- _What the exercise asks_
Please copy every line from the records below that contains the string "label".

- _Data entries_
....................

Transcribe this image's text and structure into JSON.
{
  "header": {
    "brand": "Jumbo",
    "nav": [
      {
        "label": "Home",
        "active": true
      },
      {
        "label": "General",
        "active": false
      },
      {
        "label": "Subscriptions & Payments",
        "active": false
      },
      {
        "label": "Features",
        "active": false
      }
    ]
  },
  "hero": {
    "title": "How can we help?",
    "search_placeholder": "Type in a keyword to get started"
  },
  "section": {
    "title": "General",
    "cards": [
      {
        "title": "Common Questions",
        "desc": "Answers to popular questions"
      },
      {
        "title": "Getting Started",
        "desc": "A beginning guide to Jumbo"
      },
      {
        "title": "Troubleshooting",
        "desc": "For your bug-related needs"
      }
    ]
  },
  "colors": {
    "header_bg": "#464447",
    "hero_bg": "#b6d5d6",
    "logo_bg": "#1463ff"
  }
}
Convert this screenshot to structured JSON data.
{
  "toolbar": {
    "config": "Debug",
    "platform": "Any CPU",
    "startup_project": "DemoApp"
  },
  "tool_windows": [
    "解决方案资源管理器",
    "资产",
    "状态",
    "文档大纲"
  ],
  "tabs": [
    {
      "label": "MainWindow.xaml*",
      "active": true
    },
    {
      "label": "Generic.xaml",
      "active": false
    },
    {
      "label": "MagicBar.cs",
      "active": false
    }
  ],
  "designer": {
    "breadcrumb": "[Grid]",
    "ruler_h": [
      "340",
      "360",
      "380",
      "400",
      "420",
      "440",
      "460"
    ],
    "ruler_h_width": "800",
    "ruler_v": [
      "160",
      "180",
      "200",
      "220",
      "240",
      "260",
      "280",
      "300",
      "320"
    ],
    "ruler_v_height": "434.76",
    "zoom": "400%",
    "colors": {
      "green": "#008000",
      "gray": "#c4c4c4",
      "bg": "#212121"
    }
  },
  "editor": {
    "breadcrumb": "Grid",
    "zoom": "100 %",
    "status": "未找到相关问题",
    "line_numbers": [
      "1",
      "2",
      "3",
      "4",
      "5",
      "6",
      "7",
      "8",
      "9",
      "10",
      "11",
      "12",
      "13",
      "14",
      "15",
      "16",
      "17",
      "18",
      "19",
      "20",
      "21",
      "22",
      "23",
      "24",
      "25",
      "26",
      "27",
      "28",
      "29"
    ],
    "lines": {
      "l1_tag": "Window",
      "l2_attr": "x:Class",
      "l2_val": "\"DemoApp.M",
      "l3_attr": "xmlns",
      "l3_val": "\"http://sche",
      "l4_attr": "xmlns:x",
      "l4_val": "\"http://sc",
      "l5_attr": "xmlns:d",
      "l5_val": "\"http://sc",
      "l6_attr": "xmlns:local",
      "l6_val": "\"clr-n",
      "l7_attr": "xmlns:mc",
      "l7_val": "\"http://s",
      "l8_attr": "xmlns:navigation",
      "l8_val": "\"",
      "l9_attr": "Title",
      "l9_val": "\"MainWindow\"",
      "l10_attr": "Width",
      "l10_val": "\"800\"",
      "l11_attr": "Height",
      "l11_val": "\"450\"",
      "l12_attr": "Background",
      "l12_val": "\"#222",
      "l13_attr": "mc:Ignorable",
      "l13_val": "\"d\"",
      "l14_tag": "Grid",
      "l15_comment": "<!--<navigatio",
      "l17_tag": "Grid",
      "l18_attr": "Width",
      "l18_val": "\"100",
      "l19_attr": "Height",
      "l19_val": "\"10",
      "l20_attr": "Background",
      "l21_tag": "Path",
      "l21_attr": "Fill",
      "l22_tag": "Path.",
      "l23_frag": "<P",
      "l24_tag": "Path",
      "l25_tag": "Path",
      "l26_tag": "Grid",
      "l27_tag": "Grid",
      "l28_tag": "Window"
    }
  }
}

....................

- _Task answer_
        "label": "Home",
        "label": "General",
        "label": "Subscriptions & Payments",
        "label": "Features",
      "label": "MainWindow.xaml*",
      "label": "Generic.xaml",
      "label": "MagicBar.cs",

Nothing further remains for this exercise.